Unlikely to be iron deficient from diet alone but vegans at higher risk, malabsorption from coeliac disease and Crohn's

Increased requirements - from pregnancy

11

Size of RBC

Mean corpuscular volume - normally 80-100fL
Microcytic (small) - iron deficiency, inherited disorders of HB (thalassaemia)
Macrocytic (large) - B12 and folic acid deficiency, myelodysplasia
Normocytic (normal)

12

Blood film

Easy, quick, useful for haematinic deficiency, haemolysis, normal white cells
RBC last 100 days in the circulation
Features: Hypochromia, microcytosis, pencil cells, target cells

13

Reticulocyte count

Represents RBC production rate by marrow: low if bone marrow infiltrated, low during iron deficiencies, high in haemolysis, high in chronic bleeding, if in normal range when anaemic, bone marrow is not responding appropriately
Can be used to monitor progress of treatment
Measured by flow cytometry that counts cells with nucleic acids or using a specific statin and microscopy

14

History when anaemia suspected

GI symptoms: dyspepsia, change in bowel habit, weight loss
Menstrual history
Dietary history, travel (hookworm infestations cause iron deficiency), ethnic origin, family history

15

Megaloblastic anaemia

Macrocytic
Due to deficiency of vit B12, folate
Required for DNA
Large RBCs, sufficient precursors for cell growth, insufficient precursors for cell division

16

B12 deficiency

Dietary - strict vegans
Pernicious anaemia: autoimmune (parietal cell loss), deficiency of intrinsic factor (they can't absorb B12)
Malabsorption: Post gastric/ surgery
Crohn's disease

17

Folate deficiency

Dietary
Malabsorption (Coeliac, Crohn's disease)
Excess utilisation (Chronic haemolysis, pregnancy)
Alcohol
Drugs (phenytoin, methotrexate)

18

Anaemia of chronic disease

Most common form of anaemia in hospitalised patients

Common causes: Chronic inflammation, chronic infection (TB), Auto-immune conditions (rheumatoid arthritis), cancer

Poor utilisation of iron in body: iron is stuck in macrophages of the reticuloendothelial system and can't be mobilised into the early erythroblasts

Dysregulation of iron homeostasis: decreased transferrin, increased hepcidin


Impaired proliferation of erythroid progenitors: blunted response to erythropoietin, iron is unavailable

19

Sickle cell anaemia

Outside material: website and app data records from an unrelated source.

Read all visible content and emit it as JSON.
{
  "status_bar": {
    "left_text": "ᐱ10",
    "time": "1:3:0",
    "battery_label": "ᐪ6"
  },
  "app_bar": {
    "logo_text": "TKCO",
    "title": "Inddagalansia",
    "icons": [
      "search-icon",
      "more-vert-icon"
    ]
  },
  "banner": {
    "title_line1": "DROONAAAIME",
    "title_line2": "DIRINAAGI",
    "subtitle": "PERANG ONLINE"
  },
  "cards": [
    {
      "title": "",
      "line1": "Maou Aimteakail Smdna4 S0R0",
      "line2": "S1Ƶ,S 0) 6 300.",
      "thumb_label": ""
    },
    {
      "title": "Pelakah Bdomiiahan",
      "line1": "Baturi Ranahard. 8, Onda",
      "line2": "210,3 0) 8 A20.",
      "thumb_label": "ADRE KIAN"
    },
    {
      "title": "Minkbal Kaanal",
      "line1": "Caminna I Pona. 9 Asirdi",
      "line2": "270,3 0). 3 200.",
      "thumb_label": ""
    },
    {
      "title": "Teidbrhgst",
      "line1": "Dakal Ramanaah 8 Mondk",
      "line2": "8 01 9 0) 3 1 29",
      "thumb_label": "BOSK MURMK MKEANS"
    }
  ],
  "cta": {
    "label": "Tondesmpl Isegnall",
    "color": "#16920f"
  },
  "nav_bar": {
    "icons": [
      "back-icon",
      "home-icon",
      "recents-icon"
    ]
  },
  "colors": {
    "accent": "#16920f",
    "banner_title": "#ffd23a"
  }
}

Point mutation in beta globin gene causing HbS

RBC turnover = 20 days
due to haemolysis

Sickle cell crisis: Triggered by low blood O2 level, vaso-occlusive, ischaemia, pain, necrosis and often organ damage

Management: analgesics, hydration, transfusion

Genetic, autosomal, recessive, sub-Saharan Africa, shortened life expectancy

20

Sickle cell anaemia mechanism

Mutated sickle haemoglobin
Forms long filamentous strands
Insoluble at low O2 tension
RBCs become inflexible + spiky - problem

Sickle cell trait = heterozygous for HbS and HbA, much lower risk of sickling and crisis
Resistant to malaria infection

21

Thalassaemia

Insufficient Hb production - due to altered Hb gene expression
Inherited autosomal recessive
Clinical features: enlarged spleen, liver and heart; bones may be misshapen

Ask about family history
Conduct a blood film

22

Bone Marrow infiltration

Leukaemia: non specific symptoms, bone marrow failure
Lymphoma: lymphadenopathy, weight loss
Myeloma: anaemia, hypercalcaemia, renal failure

Get bone marrow from iliac crest - aspirate film for morphology of cells, trephine biopsy for histological sections

23

Management of acute anaemia

Transfuse: Acute is more dangerous that chronic, guided by symptoms instead of Hb levels

24

Management of chronic anaemia

Treat underlying cause: iron supplementation, folic acid and B12
Erythropoietin in patients with kidney failure particularly of on haemodialysis
Long term transfusion causes: iron overload, allo-antibodies

25

Worldwide impact

Poor pregnancy outcome
Impaired physical and cognitive development
Increased risk of morbidity in children
Reduced work productivity
contributes to 20% of all maternal deaths